• **The records**
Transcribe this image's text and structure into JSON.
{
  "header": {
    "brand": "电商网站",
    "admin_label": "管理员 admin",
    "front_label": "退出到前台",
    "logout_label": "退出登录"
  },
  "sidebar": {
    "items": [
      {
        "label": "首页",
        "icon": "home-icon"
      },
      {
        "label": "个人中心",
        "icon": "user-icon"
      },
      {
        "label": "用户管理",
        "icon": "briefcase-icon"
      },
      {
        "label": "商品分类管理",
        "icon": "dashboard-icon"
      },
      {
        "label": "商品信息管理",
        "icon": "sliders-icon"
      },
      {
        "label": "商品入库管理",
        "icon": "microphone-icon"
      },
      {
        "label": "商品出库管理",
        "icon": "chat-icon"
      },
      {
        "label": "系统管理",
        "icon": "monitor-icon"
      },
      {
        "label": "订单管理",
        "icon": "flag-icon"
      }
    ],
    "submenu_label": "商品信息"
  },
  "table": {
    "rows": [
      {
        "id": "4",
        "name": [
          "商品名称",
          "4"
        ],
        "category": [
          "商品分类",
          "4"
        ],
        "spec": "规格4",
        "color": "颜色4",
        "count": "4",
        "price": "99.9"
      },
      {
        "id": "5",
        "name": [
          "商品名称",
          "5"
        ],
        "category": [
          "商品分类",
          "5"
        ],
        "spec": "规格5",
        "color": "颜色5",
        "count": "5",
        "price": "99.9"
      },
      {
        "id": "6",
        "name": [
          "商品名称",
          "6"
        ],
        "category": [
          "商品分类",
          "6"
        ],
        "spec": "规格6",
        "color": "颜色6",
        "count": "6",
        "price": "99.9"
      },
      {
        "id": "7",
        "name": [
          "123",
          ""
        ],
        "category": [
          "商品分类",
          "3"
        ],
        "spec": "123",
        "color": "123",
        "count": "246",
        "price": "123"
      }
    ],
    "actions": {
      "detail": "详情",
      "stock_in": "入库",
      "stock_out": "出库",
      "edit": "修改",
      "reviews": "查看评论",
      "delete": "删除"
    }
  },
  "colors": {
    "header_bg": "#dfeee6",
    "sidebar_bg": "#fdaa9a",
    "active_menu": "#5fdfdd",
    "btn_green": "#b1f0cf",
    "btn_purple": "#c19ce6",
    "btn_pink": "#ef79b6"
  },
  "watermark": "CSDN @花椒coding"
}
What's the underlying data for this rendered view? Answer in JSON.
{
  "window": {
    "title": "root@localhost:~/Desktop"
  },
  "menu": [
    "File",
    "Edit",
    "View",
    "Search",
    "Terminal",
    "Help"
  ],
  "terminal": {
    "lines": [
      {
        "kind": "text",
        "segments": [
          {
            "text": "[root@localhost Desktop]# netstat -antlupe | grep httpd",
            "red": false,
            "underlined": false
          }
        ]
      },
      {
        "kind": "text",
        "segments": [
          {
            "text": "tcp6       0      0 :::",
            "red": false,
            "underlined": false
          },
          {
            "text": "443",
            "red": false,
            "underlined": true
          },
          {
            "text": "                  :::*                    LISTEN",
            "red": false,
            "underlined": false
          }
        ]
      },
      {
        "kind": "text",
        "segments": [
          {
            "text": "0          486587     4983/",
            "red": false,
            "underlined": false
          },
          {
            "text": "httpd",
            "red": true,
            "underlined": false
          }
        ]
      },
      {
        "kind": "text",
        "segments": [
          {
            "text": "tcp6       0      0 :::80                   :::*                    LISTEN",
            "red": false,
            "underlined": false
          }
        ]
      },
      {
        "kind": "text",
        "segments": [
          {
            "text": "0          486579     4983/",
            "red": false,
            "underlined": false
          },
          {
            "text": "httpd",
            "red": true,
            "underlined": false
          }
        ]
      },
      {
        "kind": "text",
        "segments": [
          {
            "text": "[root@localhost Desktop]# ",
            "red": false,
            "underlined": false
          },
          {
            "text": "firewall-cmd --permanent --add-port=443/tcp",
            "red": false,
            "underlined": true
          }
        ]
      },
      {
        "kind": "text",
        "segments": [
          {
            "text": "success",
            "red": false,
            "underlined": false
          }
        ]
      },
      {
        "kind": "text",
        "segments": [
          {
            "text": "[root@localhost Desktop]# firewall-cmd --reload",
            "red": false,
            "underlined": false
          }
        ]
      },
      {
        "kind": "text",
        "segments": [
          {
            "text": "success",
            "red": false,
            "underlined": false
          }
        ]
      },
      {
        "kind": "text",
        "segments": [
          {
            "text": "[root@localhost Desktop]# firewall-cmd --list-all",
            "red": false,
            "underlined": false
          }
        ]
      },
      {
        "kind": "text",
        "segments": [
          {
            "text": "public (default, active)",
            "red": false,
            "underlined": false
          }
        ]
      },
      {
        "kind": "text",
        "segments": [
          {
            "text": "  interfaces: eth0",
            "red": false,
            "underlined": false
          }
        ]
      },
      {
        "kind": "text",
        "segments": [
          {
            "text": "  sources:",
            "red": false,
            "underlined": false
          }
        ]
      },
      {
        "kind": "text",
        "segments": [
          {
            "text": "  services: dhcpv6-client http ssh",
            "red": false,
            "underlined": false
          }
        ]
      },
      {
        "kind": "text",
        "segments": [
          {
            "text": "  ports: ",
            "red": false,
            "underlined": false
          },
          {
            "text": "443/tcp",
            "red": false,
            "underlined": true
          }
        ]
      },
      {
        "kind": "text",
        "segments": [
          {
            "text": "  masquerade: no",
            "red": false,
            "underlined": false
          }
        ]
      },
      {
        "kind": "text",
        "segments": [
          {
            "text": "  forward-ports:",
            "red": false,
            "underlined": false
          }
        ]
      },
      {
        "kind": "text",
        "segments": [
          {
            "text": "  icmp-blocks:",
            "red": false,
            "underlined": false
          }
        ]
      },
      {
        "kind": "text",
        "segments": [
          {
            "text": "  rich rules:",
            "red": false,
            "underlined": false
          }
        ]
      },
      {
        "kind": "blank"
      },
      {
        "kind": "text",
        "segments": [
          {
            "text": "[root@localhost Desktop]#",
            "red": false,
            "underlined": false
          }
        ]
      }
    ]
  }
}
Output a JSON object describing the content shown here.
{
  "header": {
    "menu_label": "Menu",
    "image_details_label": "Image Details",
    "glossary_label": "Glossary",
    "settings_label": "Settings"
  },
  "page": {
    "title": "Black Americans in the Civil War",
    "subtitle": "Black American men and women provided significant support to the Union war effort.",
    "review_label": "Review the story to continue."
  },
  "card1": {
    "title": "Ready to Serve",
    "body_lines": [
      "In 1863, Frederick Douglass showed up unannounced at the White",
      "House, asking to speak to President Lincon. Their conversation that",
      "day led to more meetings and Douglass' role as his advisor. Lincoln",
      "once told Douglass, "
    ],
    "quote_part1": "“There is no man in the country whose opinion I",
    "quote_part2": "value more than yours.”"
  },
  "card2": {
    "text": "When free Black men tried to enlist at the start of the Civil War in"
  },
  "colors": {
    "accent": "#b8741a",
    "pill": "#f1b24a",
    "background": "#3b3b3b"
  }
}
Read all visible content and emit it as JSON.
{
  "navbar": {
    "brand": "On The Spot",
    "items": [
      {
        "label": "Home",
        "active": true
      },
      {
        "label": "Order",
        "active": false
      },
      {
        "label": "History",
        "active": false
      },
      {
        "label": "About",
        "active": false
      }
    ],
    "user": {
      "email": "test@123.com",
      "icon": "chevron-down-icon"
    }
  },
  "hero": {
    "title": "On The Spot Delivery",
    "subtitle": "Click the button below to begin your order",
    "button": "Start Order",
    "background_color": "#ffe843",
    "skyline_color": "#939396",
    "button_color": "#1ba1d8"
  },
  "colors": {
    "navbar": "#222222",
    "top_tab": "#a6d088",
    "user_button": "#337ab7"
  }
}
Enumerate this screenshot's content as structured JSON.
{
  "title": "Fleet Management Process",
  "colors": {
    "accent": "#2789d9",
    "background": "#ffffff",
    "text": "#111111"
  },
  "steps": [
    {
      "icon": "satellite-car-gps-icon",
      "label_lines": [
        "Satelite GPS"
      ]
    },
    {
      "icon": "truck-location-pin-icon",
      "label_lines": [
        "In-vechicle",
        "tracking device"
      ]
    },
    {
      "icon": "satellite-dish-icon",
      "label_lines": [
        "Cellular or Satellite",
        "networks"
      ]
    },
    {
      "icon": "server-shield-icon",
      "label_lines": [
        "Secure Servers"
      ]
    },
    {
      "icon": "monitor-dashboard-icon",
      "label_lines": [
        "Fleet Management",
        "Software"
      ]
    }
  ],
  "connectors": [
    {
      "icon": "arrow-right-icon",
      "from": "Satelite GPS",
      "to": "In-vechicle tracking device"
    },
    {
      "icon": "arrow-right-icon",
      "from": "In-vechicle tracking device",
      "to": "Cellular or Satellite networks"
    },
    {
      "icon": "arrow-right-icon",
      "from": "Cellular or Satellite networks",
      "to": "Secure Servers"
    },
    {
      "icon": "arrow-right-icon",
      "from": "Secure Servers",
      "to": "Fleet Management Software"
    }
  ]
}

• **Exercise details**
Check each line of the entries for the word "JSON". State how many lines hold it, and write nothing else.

• **Reply**
5